Nina Shea at the Hudson Institute. (By Central News Agency)

TAIPEI (Taiwan News) – U.S. academic and Director of Center for Religious Freedom at the Hudson Institute, Nina Shea said that a potential forming of diplomatic ties between the Vatican and China would send the wrong message about religious freedom, on the sidelines of a conference in Washington, D.C. on Oct. 11, reported CNA.

Shea also said that it would be misinformed to conclude at this stage that China and the Vatican are on the verge of a diplomatic agreement.

The Hudson Institute think tank held the “China-Vatican Relations and Religious Freedom in China” seminar on Oct. 11, which saw speeches by four experts. The China-Vatican bishop agreement was a popular subject, and Taiwan’s standing with the Vatican was also mentioned.

On Sept. 22, China and the Vatican signed an agreement to allow joint-appointment of Chinese bishops. The bishop issue is a major point of contention between China and the Vatican, and it is often regarded as the core issue impeding development of formal ties.

The details of the agreement have not been made public, and it has caused malaise among the Catholic community in Asia.

Shea said that because the details of the bishop deal will not be made public, it is difficult to say if establishment of diplomatic ties was discussed.  

After the seminar, U.S. academic and former Chairman of the United States Commission on International Religious Freedom, Daniel Mark spoke to Taiwanese media, and said it is too early to tell if China and the Vatican will establish formal diplomatic relations, reported CNA.

Mark said that the Taiwan factor is one of many to consider when thinking about China-Vatican relations, and there are other considerable factors, and these other factors are very complex.  

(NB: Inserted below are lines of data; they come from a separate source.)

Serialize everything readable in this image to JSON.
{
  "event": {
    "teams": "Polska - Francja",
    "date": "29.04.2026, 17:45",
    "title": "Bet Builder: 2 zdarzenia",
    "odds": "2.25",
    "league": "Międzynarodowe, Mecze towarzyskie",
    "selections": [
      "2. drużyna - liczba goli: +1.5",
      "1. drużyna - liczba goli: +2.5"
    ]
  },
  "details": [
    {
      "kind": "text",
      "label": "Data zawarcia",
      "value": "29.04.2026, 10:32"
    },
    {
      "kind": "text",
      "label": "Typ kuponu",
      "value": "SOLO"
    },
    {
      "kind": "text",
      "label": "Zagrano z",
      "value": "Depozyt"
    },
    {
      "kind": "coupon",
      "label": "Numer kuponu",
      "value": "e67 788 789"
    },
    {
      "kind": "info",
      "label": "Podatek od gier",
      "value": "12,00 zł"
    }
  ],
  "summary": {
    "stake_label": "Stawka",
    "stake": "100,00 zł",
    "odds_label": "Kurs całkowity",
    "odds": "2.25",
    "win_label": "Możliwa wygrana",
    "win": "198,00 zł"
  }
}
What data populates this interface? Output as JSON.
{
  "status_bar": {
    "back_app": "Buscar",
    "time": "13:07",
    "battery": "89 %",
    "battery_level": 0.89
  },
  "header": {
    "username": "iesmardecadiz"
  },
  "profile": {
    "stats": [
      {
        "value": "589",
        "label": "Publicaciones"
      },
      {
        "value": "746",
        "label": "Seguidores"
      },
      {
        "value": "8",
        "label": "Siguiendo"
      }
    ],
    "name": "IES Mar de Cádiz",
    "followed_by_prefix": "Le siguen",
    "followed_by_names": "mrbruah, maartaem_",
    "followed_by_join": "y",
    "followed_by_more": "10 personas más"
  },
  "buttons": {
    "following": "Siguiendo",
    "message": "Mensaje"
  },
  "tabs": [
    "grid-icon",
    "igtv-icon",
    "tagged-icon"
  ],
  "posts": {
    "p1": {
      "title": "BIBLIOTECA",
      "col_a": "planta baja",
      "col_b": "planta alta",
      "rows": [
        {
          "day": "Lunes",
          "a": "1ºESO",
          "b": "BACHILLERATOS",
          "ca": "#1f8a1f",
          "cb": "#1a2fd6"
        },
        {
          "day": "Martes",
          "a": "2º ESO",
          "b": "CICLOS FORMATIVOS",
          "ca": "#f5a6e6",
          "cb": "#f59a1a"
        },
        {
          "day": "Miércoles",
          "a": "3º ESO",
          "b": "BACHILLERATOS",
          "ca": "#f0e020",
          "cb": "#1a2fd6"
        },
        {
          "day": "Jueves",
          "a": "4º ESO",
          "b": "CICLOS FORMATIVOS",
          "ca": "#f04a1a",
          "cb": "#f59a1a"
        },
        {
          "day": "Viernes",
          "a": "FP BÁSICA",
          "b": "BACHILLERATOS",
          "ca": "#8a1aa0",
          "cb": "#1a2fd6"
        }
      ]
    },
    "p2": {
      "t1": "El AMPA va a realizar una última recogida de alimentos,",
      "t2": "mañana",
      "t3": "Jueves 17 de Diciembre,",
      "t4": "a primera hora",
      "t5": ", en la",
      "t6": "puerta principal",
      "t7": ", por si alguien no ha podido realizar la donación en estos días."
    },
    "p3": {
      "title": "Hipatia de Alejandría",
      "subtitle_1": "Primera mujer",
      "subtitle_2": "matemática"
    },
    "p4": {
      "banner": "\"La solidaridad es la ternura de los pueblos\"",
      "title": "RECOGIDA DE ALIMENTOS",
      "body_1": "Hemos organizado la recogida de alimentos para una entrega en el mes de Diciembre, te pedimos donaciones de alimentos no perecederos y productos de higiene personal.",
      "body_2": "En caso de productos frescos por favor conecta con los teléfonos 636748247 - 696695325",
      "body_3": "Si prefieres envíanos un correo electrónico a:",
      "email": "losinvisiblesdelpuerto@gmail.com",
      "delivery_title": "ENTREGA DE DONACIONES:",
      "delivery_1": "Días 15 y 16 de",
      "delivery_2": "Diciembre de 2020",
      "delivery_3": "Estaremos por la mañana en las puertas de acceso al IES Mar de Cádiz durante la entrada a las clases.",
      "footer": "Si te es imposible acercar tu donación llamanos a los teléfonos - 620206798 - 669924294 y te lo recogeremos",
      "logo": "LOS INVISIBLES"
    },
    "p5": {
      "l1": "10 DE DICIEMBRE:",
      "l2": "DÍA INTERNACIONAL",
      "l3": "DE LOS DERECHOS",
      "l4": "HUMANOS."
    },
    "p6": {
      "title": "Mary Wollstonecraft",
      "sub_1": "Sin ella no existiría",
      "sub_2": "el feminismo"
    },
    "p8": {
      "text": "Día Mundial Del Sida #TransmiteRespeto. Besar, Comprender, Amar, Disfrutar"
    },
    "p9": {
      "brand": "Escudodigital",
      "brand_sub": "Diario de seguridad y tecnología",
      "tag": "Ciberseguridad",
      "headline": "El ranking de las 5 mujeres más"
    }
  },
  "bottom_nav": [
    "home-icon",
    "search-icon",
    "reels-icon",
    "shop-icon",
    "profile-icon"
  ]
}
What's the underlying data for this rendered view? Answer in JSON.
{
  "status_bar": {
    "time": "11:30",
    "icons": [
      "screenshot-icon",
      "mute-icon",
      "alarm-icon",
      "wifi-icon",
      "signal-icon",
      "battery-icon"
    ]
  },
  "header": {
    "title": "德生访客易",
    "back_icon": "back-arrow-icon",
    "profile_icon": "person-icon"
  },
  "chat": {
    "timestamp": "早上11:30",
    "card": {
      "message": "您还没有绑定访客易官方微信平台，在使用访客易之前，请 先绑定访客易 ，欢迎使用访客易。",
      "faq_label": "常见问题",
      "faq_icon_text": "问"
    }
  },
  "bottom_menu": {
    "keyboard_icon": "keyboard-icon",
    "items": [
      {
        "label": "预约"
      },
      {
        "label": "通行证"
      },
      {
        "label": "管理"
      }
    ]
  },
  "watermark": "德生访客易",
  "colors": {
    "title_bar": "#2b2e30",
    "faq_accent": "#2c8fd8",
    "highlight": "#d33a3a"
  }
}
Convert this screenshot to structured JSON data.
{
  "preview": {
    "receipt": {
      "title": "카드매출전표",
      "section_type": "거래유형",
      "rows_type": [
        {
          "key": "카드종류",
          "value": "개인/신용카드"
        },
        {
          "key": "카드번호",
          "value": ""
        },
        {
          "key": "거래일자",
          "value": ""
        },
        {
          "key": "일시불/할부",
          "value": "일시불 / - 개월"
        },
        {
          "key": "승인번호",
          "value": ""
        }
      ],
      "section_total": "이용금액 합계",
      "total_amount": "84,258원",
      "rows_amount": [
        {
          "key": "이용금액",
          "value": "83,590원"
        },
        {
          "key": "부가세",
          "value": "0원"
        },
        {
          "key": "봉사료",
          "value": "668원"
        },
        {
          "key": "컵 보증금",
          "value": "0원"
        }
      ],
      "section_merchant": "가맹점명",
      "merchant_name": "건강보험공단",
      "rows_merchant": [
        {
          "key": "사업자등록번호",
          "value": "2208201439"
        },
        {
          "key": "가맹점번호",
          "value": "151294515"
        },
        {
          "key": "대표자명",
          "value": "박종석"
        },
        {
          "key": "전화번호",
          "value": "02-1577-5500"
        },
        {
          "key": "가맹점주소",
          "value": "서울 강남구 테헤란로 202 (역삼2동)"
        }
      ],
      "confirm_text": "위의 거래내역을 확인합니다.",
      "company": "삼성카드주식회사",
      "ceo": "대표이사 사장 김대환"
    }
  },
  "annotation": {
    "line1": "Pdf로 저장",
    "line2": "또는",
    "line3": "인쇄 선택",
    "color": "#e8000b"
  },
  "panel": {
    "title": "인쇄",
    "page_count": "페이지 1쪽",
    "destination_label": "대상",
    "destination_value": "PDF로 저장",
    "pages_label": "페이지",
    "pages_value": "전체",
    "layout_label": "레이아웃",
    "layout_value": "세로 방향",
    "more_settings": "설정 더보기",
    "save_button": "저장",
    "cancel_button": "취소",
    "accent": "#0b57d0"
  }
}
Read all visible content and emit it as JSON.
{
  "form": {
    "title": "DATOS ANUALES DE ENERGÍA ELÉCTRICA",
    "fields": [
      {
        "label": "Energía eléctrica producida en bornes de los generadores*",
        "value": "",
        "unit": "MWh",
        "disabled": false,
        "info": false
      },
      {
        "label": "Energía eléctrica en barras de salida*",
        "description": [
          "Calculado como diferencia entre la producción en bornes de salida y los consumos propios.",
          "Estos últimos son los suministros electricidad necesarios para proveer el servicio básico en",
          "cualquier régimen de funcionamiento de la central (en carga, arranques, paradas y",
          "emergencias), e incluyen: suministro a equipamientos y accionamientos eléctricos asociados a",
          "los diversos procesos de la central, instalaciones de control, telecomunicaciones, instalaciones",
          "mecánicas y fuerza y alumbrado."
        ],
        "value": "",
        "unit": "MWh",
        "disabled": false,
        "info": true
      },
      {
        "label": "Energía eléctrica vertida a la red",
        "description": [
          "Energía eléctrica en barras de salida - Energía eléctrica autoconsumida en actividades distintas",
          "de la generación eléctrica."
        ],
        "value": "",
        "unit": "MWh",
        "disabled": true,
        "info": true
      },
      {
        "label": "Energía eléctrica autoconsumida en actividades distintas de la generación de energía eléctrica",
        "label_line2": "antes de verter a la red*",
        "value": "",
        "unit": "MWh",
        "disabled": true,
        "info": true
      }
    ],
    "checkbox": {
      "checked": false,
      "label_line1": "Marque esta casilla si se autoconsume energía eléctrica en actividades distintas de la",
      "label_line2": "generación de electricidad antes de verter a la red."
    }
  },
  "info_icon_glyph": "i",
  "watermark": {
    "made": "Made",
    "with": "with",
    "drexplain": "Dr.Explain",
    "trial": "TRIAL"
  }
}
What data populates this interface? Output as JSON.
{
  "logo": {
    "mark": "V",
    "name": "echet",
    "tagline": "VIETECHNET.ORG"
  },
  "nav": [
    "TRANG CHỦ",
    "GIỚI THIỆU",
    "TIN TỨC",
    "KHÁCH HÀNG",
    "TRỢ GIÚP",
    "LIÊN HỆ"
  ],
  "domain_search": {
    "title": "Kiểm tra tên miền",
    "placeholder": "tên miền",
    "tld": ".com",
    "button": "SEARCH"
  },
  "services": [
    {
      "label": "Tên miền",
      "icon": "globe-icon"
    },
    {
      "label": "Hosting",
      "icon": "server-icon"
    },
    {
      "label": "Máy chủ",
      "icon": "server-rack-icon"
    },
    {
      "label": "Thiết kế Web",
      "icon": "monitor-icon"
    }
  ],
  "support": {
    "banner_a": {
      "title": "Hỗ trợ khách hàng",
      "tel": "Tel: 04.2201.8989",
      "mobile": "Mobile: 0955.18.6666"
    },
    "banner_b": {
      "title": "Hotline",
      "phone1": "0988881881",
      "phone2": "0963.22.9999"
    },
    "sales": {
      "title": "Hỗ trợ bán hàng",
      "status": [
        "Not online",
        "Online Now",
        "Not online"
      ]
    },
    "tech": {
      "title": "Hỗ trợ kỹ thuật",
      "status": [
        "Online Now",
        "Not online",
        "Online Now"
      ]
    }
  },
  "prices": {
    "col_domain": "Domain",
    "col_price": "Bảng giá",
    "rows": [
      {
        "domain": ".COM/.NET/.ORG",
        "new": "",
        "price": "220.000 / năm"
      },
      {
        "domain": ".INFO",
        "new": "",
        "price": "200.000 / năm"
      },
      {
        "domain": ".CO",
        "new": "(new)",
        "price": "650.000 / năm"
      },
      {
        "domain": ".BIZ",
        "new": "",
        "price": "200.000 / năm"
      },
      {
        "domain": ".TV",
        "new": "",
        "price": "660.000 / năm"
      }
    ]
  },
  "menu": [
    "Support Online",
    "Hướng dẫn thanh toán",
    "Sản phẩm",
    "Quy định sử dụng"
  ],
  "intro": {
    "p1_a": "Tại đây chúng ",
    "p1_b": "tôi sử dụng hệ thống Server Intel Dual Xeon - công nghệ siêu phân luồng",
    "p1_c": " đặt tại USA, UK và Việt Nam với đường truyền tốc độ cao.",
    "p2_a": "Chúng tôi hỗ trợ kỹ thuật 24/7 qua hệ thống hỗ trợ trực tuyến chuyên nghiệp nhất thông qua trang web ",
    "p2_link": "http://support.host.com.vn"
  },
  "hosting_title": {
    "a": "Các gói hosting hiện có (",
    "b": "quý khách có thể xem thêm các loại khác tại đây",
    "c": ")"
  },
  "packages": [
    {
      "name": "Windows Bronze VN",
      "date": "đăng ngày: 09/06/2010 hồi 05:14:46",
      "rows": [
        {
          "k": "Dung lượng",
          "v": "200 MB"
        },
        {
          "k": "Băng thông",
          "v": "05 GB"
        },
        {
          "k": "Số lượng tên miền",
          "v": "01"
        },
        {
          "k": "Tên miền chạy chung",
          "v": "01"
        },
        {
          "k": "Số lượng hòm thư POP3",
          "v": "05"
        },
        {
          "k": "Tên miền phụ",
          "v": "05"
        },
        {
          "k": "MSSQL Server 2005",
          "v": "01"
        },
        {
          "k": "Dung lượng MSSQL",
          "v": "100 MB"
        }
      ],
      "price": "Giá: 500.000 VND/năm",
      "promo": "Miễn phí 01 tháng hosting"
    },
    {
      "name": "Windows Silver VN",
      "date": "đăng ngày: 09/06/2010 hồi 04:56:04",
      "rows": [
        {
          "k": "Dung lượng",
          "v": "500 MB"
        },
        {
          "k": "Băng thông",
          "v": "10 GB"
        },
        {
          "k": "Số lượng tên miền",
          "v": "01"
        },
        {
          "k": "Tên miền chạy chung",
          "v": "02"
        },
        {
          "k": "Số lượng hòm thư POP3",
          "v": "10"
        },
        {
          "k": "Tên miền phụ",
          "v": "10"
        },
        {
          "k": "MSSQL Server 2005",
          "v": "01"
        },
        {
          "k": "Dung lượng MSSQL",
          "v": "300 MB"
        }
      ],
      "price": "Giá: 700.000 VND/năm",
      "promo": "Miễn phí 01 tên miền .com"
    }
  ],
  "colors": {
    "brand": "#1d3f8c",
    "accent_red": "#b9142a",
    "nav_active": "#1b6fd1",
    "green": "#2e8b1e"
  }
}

When asked about the consequences of the bishop deal, Mark said he was pessimistic about future China-Vatican ties, saying that China is unlikely to release control of religious freedom to the Holy See, and that the Vatican is likely to only have some influence in China’s religious policies.

Taiwan Vice President Chen Chien-jen (陳建仁) departed on Oct. 11 for the Holy See in a bid to maintain good ties with the Vatican, attend a range of religious events, and is expected to meet Pope Francis, reported Taiwan News.